To get up in the morning before anyone else in the house, and to go to sleep after everyone else, were their instructions; how important it was not to be a loud-mouth, and not to speak any longer than necessary for taking orders, not to rule out the possibility of other work as I liked schoolwork, not to mistake childcare for play.......like this, everyone gave me a piece of their mind, but while listening to them my cheerful nature told me "Childcare must be really fun if people can mistake it for playing," and it didn't oppress my spirits at all.
Today, a young woman, an editor from the publishing company, came to my house, saying that she'd like to start planning the next book.
Well before this, we had discussed a concept for another book.
"Of course, we're not going to cover the art of housekeeping again." she said. "Instead, what you feel about the seasons, delicious household meals, how to deal with relationships; nostalgic tales of Tokyo would be good, things that only you would know."
It's not a bad idea.
I know what she's talking about.
But somehow, I feel that's just a little different to what I'd like my legacy to be.
Someone like me has nothing to say to people, except for the way to get all the ingrained white water deposits off the sink.
That's what I thought.
However, I'm already almost ninety years old now, and thinking of my uncertain tomorrows, I wanted to write about something more important.
There is hardly anyone left who experienced the time in which I was an apprentice maid. Someday, the word "maid" could really disappear from Japan, and no doubt, this could be a serious problem for researchers: I thought about leaving something behind from my memories of the 1960s.
"I said 'goddit' before begause yeh asged me if I goddit, ma'am, I though' id was fine." I concluded pointedly, shocking my aunt.
"Whad?" she said, and there was a short silence,
"If one is with people from the regions, without meaning to, one may fall into using dialect. One must take care not to do so." she enunciated in Tokyo dialect.
After that, even if I wanted to say something, it would only come out in dialect, so I was silent, and my aunt as well, perhaps realizing that a slip into dialect would render her preaching meaningless, shut up her ears and fell asleep.
I was such a country girl, no words can describe the shock I felt when we arrived in Tokyo. I will never forget the scene I saw as the train pulled in to Ueno Station.
The platforms were teeming with people, there were innumerable fat rails, extending out in all directions, just as you'd expect of Tokyo: from here there's no place you couldn't reach in all of Japan, we sighed. With whistles blowing continually, freight trains going by and plumes of sooty smoke, it was exactly as if I had been transported into a dream.
When we continued on to a government railway line and got off at Otsuka, I remember the street lined with shops, the people on their way to work, the torrent of bicycles, the pack horses, even a shiny black motorcar, and the bell-ringing trams departing: it was so lively, that when walking it seemed that at any moment I'd bang into something, and I felt dizzy.
Escorted by my aunt, we went to a major street where city trams were coming and going, where Gokoku-ji Temple lay to the right of Otsuka-Sakashita-cho, and in the middle of the fresh greenery of Kubomachi was Bunrika University which was newly built, everything so superbly set out, and on the corner was the Otsuka Womens' Apartments.
The following year, the daughter of one of Konaka-sensei's acquaintances had her hands full with her young ones, so I was told to go there, and I became the maid of a different house.

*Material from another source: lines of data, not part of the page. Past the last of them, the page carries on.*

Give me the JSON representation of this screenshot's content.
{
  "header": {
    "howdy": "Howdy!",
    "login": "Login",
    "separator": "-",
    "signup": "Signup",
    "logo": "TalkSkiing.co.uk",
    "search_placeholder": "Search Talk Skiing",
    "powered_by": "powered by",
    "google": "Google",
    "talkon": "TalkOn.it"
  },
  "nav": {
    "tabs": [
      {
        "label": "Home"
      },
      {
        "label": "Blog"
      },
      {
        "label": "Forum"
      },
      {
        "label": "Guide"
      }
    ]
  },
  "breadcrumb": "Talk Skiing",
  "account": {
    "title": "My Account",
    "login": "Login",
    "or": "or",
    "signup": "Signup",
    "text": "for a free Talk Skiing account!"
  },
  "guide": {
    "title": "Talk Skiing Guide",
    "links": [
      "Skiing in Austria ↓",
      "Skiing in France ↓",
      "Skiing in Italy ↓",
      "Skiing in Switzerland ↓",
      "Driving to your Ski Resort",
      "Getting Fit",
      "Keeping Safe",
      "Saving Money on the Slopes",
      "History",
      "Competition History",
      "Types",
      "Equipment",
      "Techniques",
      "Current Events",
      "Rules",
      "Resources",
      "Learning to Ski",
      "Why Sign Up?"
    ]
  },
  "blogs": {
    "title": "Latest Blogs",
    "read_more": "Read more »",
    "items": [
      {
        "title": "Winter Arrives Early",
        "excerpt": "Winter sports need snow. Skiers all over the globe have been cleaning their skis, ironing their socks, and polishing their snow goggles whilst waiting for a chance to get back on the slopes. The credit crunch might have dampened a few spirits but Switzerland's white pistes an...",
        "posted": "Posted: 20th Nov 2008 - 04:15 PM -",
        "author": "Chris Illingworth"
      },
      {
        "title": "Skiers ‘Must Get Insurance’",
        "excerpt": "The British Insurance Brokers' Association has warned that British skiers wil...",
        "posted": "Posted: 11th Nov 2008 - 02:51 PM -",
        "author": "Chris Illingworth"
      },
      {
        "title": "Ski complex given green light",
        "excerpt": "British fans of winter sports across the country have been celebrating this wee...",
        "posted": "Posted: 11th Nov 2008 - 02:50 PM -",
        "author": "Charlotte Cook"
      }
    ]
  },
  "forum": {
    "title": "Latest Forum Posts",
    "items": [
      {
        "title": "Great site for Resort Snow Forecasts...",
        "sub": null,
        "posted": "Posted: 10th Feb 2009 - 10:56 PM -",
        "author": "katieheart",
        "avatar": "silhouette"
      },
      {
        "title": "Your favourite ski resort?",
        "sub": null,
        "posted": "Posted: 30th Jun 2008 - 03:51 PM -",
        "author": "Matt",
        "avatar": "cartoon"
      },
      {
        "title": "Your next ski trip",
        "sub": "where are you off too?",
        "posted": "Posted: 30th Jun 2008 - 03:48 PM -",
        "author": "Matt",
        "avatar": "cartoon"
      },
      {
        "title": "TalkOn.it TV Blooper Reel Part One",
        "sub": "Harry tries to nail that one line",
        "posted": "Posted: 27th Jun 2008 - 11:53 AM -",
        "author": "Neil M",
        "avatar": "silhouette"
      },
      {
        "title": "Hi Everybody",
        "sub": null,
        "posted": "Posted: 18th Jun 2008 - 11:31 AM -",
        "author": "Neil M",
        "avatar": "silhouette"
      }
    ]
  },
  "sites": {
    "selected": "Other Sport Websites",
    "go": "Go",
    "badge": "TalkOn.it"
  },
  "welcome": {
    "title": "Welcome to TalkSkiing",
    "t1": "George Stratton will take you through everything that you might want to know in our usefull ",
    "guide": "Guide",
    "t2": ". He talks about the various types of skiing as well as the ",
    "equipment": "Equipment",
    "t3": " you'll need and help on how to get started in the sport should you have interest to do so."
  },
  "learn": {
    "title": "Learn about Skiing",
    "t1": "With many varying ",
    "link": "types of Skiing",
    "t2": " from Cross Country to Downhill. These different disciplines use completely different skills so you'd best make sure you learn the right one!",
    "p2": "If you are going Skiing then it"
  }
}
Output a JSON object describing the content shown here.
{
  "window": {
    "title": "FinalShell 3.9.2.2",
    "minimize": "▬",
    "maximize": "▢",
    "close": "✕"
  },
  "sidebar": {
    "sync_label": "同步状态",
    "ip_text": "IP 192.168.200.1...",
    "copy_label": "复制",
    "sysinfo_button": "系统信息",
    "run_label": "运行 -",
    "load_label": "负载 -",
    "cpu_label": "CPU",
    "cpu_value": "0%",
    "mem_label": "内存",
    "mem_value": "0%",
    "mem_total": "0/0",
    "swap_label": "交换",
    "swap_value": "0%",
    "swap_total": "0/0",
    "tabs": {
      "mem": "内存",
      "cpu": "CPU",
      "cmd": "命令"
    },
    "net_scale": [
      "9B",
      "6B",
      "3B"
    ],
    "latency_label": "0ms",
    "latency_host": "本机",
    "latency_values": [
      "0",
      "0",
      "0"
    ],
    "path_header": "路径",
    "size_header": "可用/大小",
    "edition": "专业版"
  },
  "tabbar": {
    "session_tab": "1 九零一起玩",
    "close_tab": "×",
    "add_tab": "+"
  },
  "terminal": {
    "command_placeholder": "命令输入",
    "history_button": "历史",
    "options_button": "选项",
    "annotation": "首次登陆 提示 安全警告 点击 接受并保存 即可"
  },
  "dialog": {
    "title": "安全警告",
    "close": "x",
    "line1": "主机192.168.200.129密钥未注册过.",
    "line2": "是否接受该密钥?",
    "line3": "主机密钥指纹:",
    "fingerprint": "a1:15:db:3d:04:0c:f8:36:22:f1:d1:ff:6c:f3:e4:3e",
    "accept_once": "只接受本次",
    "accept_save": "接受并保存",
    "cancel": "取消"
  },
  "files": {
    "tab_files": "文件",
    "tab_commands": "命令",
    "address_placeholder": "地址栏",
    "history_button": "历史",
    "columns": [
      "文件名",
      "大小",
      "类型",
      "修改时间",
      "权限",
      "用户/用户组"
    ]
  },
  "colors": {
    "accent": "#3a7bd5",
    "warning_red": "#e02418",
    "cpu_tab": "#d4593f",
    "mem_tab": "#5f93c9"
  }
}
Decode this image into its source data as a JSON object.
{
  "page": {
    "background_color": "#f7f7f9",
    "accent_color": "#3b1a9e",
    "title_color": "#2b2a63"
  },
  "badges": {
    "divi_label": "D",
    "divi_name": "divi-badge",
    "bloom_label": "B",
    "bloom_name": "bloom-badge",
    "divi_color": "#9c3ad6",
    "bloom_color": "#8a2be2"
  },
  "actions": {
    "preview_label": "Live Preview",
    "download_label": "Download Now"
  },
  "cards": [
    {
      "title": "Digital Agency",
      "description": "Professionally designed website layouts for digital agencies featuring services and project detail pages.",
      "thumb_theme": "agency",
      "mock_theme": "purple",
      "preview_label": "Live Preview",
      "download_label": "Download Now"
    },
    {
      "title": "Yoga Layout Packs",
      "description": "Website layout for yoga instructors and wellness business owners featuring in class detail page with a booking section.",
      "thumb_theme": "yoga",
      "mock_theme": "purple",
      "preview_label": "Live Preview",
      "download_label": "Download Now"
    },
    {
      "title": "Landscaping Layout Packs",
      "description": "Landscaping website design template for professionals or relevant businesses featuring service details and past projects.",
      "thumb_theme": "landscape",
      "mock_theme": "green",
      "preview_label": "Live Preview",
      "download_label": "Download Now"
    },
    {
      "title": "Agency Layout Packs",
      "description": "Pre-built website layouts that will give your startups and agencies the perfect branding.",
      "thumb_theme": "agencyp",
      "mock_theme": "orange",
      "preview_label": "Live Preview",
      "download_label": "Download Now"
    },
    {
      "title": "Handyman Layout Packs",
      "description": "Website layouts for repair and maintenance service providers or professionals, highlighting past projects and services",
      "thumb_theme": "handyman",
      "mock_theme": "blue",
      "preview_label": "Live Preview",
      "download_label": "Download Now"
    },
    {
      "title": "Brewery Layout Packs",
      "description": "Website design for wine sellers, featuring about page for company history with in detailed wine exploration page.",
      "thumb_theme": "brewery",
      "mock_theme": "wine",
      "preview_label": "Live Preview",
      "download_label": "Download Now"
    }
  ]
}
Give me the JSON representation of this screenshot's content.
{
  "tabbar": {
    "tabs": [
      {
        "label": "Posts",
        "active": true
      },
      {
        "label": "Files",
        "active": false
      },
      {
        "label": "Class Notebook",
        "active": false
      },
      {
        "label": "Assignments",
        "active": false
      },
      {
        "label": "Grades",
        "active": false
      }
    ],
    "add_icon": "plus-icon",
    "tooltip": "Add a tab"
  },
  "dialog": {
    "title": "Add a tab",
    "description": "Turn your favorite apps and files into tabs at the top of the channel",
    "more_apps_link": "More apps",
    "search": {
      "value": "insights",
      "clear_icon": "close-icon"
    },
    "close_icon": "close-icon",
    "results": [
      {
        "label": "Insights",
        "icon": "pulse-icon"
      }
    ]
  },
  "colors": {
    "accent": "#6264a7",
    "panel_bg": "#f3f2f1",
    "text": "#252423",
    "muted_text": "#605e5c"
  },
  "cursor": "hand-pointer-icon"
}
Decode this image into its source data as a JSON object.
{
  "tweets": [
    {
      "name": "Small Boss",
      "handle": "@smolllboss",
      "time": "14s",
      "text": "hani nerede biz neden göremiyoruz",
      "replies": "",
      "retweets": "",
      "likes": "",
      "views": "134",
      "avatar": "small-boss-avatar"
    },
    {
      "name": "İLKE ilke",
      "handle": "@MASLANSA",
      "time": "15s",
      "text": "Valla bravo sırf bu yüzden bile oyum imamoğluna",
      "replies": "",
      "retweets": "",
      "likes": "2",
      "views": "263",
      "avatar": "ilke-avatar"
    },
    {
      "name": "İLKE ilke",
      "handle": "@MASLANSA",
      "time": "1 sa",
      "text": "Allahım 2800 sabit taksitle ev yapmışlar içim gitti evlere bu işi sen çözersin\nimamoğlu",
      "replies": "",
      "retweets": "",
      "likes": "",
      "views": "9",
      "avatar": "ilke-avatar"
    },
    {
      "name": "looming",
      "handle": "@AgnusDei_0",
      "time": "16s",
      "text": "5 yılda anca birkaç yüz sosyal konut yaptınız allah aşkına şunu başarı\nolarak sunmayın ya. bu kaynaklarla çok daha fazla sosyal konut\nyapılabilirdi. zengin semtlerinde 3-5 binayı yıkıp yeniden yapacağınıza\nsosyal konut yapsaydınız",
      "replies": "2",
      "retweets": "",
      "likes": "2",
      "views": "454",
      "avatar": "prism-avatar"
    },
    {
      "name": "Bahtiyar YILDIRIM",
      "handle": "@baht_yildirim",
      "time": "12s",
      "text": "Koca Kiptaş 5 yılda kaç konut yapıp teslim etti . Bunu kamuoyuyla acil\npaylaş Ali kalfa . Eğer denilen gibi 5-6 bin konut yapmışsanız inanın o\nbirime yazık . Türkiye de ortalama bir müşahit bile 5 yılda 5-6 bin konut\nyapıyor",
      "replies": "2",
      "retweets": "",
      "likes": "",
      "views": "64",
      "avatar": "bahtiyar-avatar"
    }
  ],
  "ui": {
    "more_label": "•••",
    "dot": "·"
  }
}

Compared to the large establishment of Konaka-sensei, it was a little house, but the days I spent with the mistress of the house and the young master are filled with all my most precious memories.